The achievement comes after Grochowski spent several years in the Big Apple, working for numerous publications and media outlets including the New York Daily News – the city’s widest circulating newspaper.
The 27-year-old was raised in the very community she now writes about and fittingly got her start in the business by delivering the Aldergrove Star when she was young.
Her passion for journalism culminated from an International Studies degree at Trinity Western University (TWU) and extensive travel around the globe.
“Common threads I’d say are wanting to help people in need and amplify new voices.
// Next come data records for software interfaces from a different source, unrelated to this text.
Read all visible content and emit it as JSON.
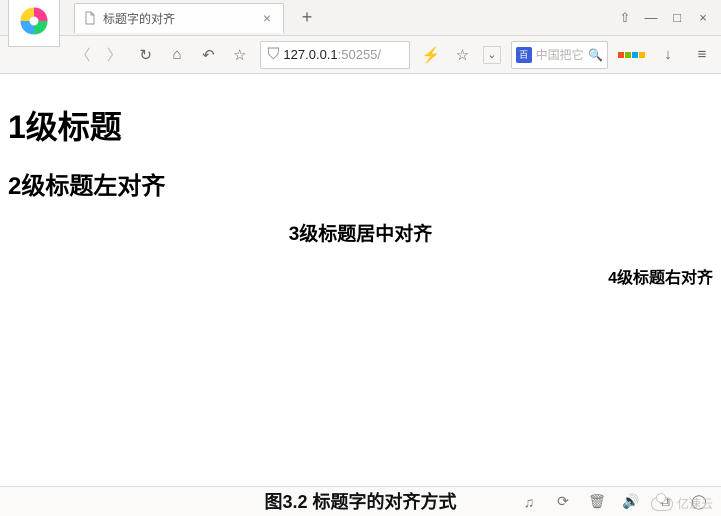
{
  "window": {
    "tab_title": "标题字的对齐",
    "pin_icon": "pin-icon",
    "minimize": "—",
    "maximize": "□",
    "close": "×"
  },
  "toolbar": {
    "address_host": "127.0.0.1",
    "address_port": ":50255/",
    "search_engine_label": "百",
    "search_placeholder": "中国把它"
  },
  "page": {
    "h1": "1级标题",
    "h2": "2级标题左对齐",
    "h3": "3级标题居中对齐",
    "h4": "4级标题右对齐"
  },
  "caption": "图3.2 标题字的对齐方式",
  "watermark": "亿速云"
}
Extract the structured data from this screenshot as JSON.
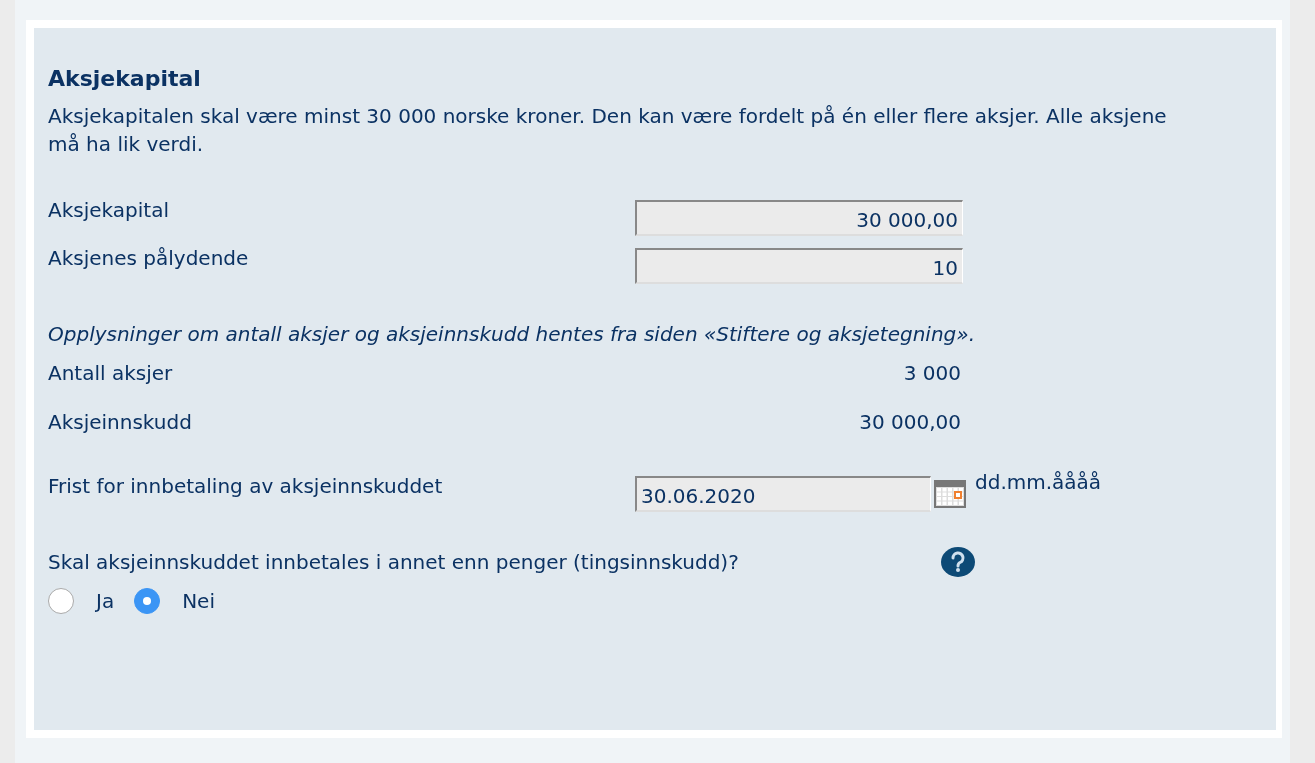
{
  "section": {
    "title": "Aksjekapital",
    "intro": "Aksjekapitalen skal være minst 30 000 norske kroner. Den kan være fordelt på én eller flere aksjer. Alle aksjene må ha lik verdi."
  },
  "inputs": [
    {
      "label": "Aksjekapital",
      "value": "30 000,00"
    },
    {
      "label": "Aksjenes pålydende",
      "value": "10"
    }
  ],
  "info_note": "Opplysninger om antall aksjer og aksjeinnskudd hentes fra siden «Stiftere og aksjetegning».",
  "readonly": [
    {
      "label": "Antall aksjer",
      "value": "3 000"
    },
    {
      "label": "Aksjeinnskudd",
      "value": "30 000,00"
    }
  ],
  "deadline": {
    "label": "Frist for innbetaling av aksjeinnskuddet",
    "value": "30.06.2020",
    "format_hint": "dd.mm.åååå"
  },
  "question": {
    "label": "Skal aksjeinnskuddet innbetales i annet enn penger (tingsinnskudd)?",
    "options": [
      {
        "label": "Ja",
        "selected": false
      },
      {
        "label": "Nei",
        "selected": true
      }
    ]
  }
}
I want to do things that matter and tell stories people might not have heard about, that they should,” Grochowski said.
After exploring a wide array of topics through TWU’s publication Mars’ Hill, Grochowski was able to continue her journalism studies at King’s College in N.Y.C., where she later penned an exposé
An interest in the film industry led to a production assistant position, and within months, work as a producer with BRIC Arts Media’s BRIC TV channel in Brooklyn.
“The visual impact of a story can make someone have chills, whereas with writing you have to work very hard to visualize a story for readers,” she explained. “There’s a lot more room for impact with film.”
At BRIC, Grochowski helped assemble projects for the public access channel’s B-Heard Town Hall features, discussed during live TV by guest activists, politicians, celebs, and scholars.
Her 10-minute segment titled Highway Mike, is a portrait of a formerly homeless man battling an opioid addiction while performing outreach to prevent overdoses at an abandoned park in Washington Heights.
“It was a team of five,” Grochowski explained. “It was a mixture of emotions; I was grieved but honoured to be able to capture such a pertinent story.”
The segment was produced in May of 2018 and went on to earn official selection distinctions at the Docs Without Borders, Socially Relevant, and Social Justice Film festivals.
“There are no interviews – it’s not a traditional reporter’s package. But more of an eye-opening, visual journey. A day in the life of Highway Mike,” Grochowski added.
She explained that a team of news execs at BRIC applies for what they think is fitting, and put Highway Mike up for consideration in the Societal Concerns Feature Segment category.
While she is doubtful she’ll attend the actual ceremony, Grochowski said she is honoured by the nomination and that the recognition only fuels her passion to make more documentaries and telling human stories in the future.
“I am still as dedicated today as I was then,” Grochowski said.